Bitcoin Core developers have recently merged Peter Todd’s Replace by Fee (RBF) as default behavior for the bitcoin network.
That means unconfirmed transactions can now easily be double spent by just increasing the fee that was paid and sending it again, with miners so accepting this second transaction.
Something that has become necessary due to considerable backlogs in transactions, with the network able to handle only 1MB of data every ten minutes.
A backlog that has sent fees to $70 per transaction, leading some exchanges, such as Gemini, to no longer process bitcoin withdrawals for amounts that are around less than $100 worth of bitcoin.
It remains to be seen how RBF will affect fees, but logically you’d think they would go up because blind auction like bidding can be continues, rather than as currently where you bid just once.
A further change that might assist in increasing fees has also been made recently. A sent bitcoin transaction now drops off the network’s “memory” after two weeks, rather than the three days it previously took.
That might create a continuous backlog even in quieter times, potentially leading to even higher fees during rush hours or fast price movements.
Something which suggests Bitcoin Core developers are now actively working to increase fees to $1,000 and perhaps even $10,000 if the market can handle it.
With Gregory Maxwell, the CTO of Blockstream Corporation – a for profit company that employs a number of Bitcoin Core developers – recently publicly stating he was opening champagne bottles to celebrate the increasing fees.
This approach is very much the opposite of what Satoshi Nakamoto, bitcoin’s inventor, has publicly stated. In describing how bitcoin transactions can be instant as unconfirmed transactions can be pretty safe, Nakamoto said in July 2010:
“I believe it’ll be possible for a payment processing company to provide as a service the rapid distribution of transactions with good-enough checking in something like 10 seconds or less.
The network nodes only accept the first version of a transaction they receive to incorporate into the block they’re trying to generate. When you broadcast a transaction, if someone else broadcasts a double-spend at the same time, it’s a race to propagate to the most nodes first. If one has a slight head start, it’ll geometrically spread through the network faster and get most of the nodes.
A rough back-of-the-envelope example:
So if a double-spend has to wait even a second, it has a huge disadvantage.
The payment processor has connections with many nodes. When it gets a transaction, it blasts it out, and at the same time monitors the network for double-spends. If it receives a double-spend on any of its many listening nodes, then it alerts that the transaction is bad.
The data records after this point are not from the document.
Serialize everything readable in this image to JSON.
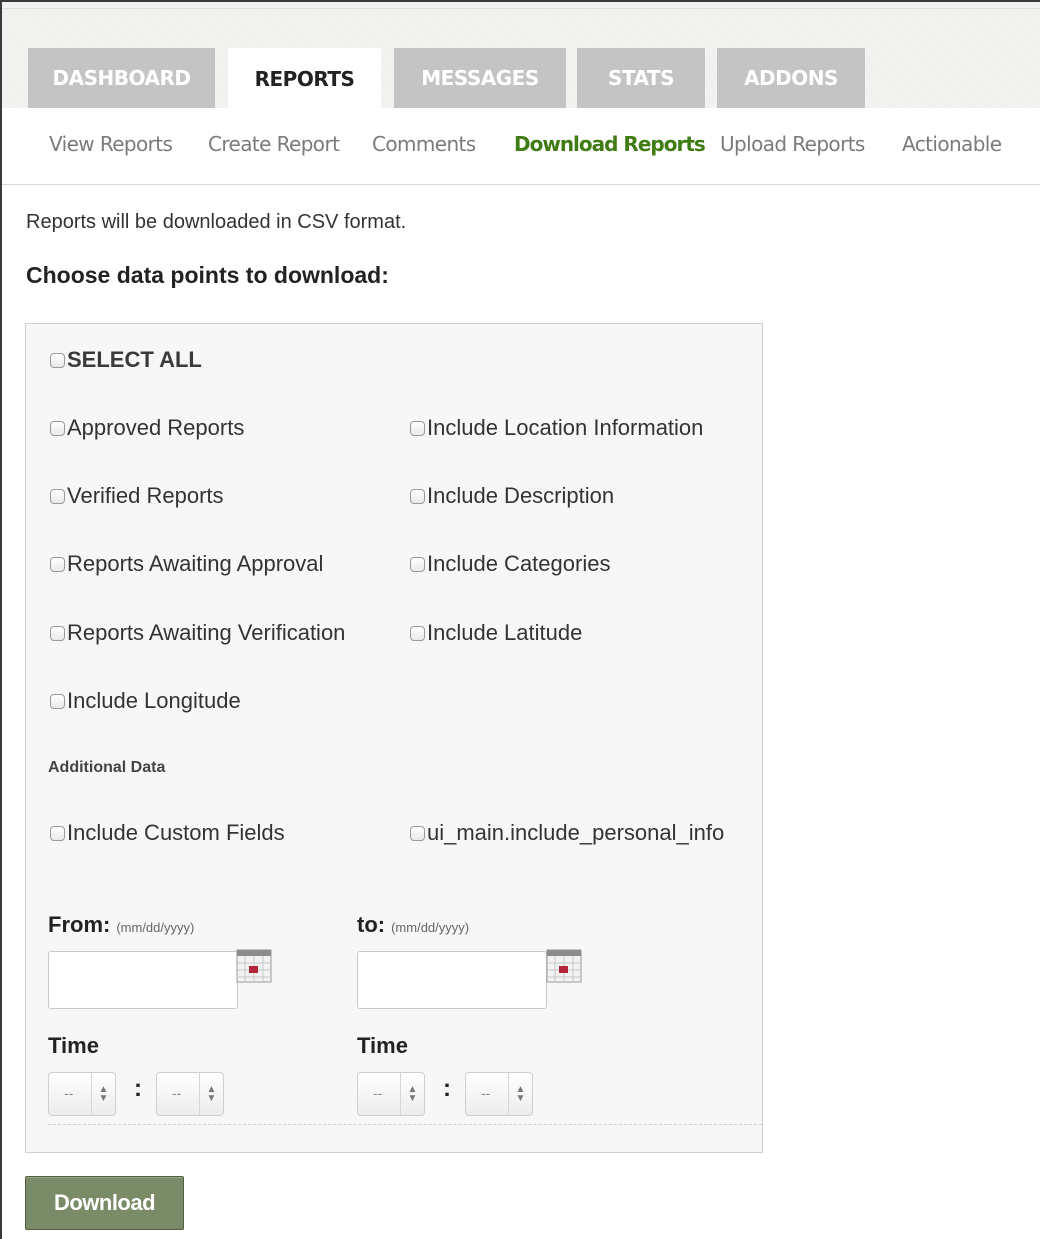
{
  "tabs": [
    {
      "label": "DASHBOARD",
      "active": false
    },
    {
      "label": "REPORTS",
      "active": true
    },
    {
      "label": "MESSAGES",
      "active": false
    },
    {
      "label": "STATS",
      "active": false
    },
    {
      "label": "ADDONS",
      "active": false
    }
  ],
  "subnav": [
    {
      "label": "View Reports",
      "active": false
    },
    {
      "label": "Create Report",
      "active": false
    },
    {
      "label": "Comments",
      "active": false
    },
    {
      "label": "Download Reports",
      "active": true
    },
    {
      "label": "Upload Reports",
      "active": false
    },
    {
      "label": "Actionable",
      "active": false
    }
  ],
  "intro": "Reports will be downloaded in CSV format.",
  "choose_heading": "Choose data points to download:",
  "select_all": "SELECT ALL",
  "options": {
    "approved": "Approved Reports",
    "verified": "Verified Reports",
    "awaiting_approval": "Reports Awaiting Approval",
    "awaiting_verification": "Reports Awaiting Verification",
    "longitude": "Include Longitude",
    "location": "Include Location Information",
    "description": "Include Description",
    "categories": "Include Categories",
    "latitude": "Include Latitude"
  },
  "additional_heading": "Additional Data",
  "additional": {
    "custom_fields": "Include Custom Fields",
    "personal_info": "ui_main.include_personal_info"
  },
  "from": {
    "label": "From:",
    "hint": "(mm/dd/yyyy)",
    "value": ""
  },
  "to": {
    "label": "to:",
    "hint": "(mm/dd/yyyy)",
    "value": ""
  },
  "time_label": "Time",
  "time_placeholder": "--",
  "colon": ":",
  "download_label": "Download",
  "colors": {
    "active_subnav": "#3f7d14",
    "download_button": "#7a8c67",
    "tab_inactive": "#c4c4c4"
  }
}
A double-spent transaction wouldn’t get very far without one of the listeners hearing it. The double-spender would have to wait until the listening phase is over, but by then, the payment processor’s broadcast has reached most nodes, or is so far ahead in propagating that the double-spender has no hope of grabbing a significant percentage of the remaining nodes.”
That approach is no longer possible with Bitcoin Core, but Bitcoin Cash has removed RBF, with BCH supporters considering it as a bug.
Bitcoin Cash, therefore, continues to enable pretty much instant and virtually free transactions, so moving forward with the roadmap laid down by Nakamoto at a time when bitcoin’s payment system is now pretty much unusable for ordinary commerce.